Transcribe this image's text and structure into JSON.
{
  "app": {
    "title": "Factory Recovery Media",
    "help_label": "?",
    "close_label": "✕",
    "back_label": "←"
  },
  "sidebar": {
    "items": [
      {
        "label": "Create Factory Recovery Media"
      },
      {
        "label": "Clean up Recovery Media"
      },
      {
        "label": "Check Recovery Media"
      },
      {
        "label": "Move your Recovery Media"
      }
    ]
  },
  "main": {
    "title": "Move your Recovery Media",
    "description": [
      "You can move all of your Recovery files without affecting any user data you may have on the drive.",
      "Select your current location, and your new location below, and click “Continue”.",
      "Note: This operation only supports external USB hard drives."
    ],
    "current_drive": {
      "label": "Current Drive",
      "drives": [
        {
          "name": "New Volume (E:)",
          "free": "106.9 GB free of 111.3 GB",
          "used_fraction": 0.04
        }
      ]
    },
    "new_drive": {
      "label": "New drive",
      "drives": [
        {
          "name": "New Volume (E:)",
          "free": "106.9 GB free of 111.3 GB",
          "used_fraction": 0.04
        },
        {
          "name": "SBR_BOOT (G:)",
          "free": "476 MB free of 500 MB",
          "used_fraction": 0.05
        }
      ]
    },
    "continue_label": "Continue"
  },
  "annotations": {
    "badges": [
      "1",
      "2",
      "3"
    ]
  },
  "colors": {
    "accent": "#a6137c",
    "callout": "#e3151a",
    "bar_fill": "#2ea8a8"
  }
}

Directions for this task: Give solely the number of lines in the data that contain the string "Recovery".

Written response: 7